“As a result, I am offering to buy 100% of Twitter for $54.20 per share in cash, a 54% premium over the day before I began investing in Twitter and a 38% premium over the day before my investment was publicly announced. My offer is my best and final offer and if it is not accepted, I would need to reconsider my position as a shareholder.
“Twitter has extraordinary potential,” Musk declared. “I will unlock it.”
Still, he signaled that he has also planned an out if he needs one.
“If the deal doesn’t work, given that I don’t have confidence in management nor do I believe I can drive the necessary change in the public market, I would need to reconsider my position as a stakeholder,” he wrote.

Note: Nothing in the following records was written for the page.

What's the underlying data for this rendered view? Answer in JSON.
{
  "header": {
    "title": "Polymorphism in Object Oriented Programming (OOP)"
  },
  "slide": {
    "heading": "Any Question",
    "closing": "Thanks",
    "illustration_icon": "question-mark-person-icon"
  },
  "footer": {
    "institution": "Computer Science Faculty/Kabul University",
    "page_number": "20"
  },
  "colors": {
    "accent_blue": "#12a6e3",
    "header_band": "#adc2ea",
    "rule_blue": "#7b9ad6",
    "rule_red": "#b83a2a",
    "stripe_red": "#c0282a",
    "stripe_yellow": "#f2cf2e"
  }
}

Regardless, in light of the blocking maneuver that Twitter just made, it seems the ball is now in Musk’s court. While he did hint that he has a “plan B” for this Game of Thrones drama, we’ll soon see just how serious he is about righting Twitter’s anti-free speech ship.
If nothing else, this episode of corporate theater has certainly shown just how hard these leftist, Big Tech giants will fight to quash free speech, continue to prevent conservatives from having the freedom to express themselves online, and control the political narrative to keep left-wing Democrats in power.
The gate keepers of the left have been squalling for Musk’s head ever since he announced his interests in preserving free speech. Clinton operative Robert Reich, for instance, was infuriated by Musk’s efforts, calling Musk’s aims “dangerous nonsense.”
Further showing what he thinks of our constitutional right to free speech, Reich added that Musk’s ideas about a free and open Internet is “the dream of every dictator, strongman, and demagogue.”
Then there was wild-eyed never Trumper and neoconservative Max Boot who revealed his inner fascist by quixotically claiming that to save freedom and democracy, we need to curtail free speech.
On Thursday, Boot whined that he is “frightened” by Musk’s free speech advocacy and added, “For democracy to survive, we need more content moderation, not less.”
I am frightened by the impact on society and politics if Elon Musk acquires Twitter. He seems to believe that on social media anything goes. For democracy to survive, we need more content moderation, not less.
— Max Boot 🇺🇦 (@MaxBoot) April 14, 2022
Finally, Twitter’s own extremist, left-wing employees also went apoplectic over the idea that conservatives and Trump supporters would be allowed to speak freely on Twitter. According to reports, many of Twitter’s employees jumped to their own Twitter accounts to lament Musk’s intentions.
Whatever Musk does with this Twitter drama, he has fully proven that Democrats, Big Tech, and the left are intent on taking 100 percent control of the media and the Internet to screen out any ideas that might lead to the loss of their political power.
And to heck with the U.S. Constitution.